« Blessed are the peacemakers for they shall be called the sons of God » (Mt 5:9)
« There can be no peace without justice, no justice without forgiveness » 2002 World Day of Peace
This section is dedicated to highlighting Vatican’s relationship with Christians in the Holy Land.
« Today I wish to repeat what I have said on other occasions: in the Holy Land there is room for everyone! As I urge the authorities to respect, to support and to value the Christian presence here, I also wish to assure you of the solidarity, love and support of the whole Church and of the Holy See. » Benedict XVI, Homily in Josafat Vallay, May 15, 2009

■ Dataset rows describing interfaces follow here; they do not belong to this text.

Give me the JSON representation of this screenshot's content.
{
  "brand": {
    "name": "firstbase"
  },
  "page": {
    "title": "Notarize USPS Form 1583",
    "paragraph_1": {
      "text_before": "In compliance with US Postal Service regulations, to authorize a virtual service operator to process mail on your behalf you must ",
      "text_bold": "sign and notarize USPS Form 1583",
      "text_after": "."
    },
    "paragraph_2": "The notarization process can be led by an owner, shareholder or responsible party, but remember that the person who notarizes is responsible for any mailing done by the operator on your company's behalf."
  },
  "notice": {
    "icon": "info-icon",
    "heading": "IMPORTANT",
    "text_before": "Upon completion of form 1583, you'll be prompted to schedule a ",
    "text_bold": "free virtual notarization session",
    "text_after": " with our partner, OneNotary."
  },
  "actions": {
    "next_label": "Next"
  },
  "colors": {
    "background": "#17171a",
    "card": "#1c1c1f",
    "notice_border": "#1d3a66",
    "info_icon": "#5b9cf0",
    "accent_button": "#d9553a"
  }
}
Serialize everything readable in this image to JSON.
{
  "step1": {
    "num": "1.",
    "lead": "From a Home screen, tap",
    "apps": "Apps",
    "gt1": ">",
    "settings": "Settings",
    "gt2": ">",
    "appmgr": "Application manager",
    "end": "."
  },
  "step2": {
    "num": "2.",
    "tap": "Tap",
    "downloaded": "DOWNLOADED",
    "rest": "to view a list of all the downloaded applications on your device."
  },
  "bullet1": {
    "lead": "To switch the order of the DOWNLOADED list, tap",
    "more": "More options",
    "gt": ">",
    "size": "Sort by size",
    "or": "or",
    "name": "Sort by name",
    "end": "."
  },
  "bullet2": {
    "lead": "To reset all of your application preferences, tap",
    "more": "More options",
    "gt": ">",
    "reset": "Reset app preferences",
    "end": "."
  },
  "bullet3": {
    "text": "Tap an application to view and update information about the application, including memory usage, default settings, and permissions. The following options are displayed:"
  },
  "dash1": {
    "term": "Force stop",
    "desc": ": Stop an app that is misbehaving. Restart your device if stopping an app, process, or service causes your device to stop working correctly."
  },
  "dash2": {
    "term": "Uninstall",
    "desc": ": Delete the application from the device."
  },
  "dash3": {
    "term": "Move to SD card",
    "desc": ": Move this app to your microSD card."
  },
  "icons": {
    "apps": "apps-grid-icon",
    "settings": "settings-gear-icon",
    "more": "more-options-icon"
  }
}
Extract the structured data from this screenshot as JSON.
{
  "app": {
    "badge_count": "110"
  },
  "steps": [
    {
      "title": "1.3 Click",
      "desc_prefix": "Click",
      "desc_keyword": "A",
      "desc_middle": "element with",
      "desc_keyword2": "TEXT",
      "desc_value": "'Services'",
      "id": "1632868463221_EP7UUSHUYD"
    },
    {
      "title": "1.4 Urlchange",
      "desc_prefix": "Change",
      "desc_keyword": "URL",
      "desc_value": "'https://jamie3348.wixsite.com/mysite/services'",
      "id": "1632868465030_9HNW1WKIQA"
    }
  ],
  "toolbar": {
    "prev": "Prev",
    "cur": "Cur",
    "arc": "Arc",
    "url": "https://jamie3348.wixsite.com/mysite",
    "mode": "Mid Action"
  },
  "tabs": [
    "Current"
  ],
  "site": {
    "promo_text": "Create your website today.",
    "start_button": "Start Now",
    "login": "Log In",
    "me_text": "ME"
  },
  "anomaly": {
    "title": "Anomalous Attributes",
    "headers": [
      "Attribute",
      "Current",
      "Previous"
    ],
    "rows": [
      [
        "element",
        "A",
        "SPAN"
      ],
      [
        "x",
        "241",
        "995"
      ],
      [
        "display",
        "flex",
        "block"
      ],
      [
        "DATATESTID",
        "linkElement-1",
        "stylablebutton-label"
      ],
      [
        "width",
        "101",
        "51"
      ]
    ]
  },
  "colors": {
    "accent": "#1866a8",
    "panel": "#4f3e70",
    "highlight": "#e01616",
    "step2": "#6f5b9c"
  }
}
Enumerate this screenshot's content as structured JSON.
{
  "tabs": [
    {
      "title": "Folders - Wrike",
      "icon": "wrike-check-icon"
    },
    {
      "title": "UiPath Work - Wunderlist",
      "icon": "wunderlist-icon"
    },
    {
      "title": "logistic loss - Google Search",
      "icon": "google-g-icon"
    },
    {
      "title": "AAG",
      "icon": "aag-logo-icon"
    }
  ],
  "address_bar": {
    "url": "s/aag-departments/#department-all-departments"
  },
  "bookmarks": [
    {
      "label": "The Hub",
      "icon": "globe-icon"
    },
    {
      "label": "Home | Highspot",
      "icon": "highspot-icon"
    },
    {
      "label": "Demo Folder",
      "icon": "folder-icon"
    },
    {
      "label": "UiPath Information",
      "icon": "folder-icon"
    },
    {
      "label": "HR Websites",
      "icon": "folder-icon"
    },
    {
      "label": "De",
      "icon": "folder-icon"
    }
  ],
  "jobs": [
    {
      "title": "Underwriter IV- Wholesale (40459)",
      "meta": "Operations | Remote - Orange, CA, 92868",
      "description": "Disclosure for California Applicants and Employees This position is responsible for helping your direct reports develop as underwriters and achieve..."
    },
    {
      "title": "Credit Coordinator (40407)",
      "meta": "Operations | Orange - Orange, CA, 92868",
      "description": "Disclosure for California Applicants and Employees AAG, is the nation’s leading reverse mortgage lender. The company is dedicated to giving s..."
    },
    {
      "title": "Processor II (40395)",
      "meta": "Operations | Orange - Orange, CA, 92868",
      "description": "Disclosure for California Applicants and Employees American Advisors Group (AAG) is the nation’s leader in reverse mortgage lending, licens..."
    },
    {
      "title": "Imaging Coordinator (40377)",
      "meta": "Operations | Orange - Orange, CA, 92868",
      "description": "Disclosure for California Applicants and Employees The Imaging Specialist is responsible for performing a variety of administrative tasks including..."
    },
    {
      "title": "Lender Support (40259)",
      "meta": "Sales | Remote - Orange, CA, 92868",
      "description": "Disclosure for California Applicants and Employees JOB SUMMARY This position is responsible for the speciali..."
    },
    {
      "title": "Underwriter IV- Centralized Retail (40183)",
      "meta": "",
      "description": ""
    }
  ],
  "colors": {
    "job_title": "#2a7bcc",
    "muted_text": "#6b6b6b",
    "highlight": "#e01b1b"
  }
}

« I pray that the Church in the Holy Land will always draw new strength from its contemplation of the empty tomb of the Savior. In that tomb it is called to bury all its anxieties and fears, in order to rise again each day and continue its journey through the streets of Jerusalem, Galilee and beyond, proclaiming the triumph of Christ’s forgiveness and the promise of new life. As Christians, we know that the peace for which this strife-torn land yearns has a name: Jesus Christ. “He is our peace”, who reconciled us to God in one body through the Cross, bringing an end to hostility (cf. Eph 2:14). Into his hands, then, let us entrust all our hope for the future, just as in the hour of darkness he entrusted his spirit into the Father’s hands. »Benedict XVI, May 15th 2009, in the Holy Sepulchre
« For men and women everywhere, Bethlehem is associated with this joyful message of rebirth, renewal, light and freedom. Yet here, in our midst, how far this magnificent promise seems from being realized! How distant seems that Kingdom of wide dominion and peace, security, justice and integrity which the Prophet Isaiah heralded in the first reading (cf. Is 9:7), and which we proclaim as definitively established in the coming of Jesus Christ, Messiah and King! » Homily of Benedict XVI in Manger Square in Bethlehem, May 13, 2009
« As an essential part of its fight against all forms of terrorism, the international community is called to undertake new and creative political, diplomatic and economic initiatives aimed at relieving the scandalous situations of gross injustice, oppression and marginalization which continue to oppress countless members of the human family. History in fact shows that the recruitment of terrorists is more easily achieved in areas where human rights are trampled upon and where injustice is a part of daily life. This is not to say that the inequalities and abuses existing in the world excuse acts of terrorism: there can never of course be any justification for violence and disregard for human life. However, the international community can no longer overlook the underlying causes that lead young people especially to despair of humanity, of life itself and of the future, and to fall prey to the temptations of violence, hatred and a desire for revenge at any cost. » Address of John-Paul II to the new Ambassador of the United Kingdom to the Holy See, September 7, 2002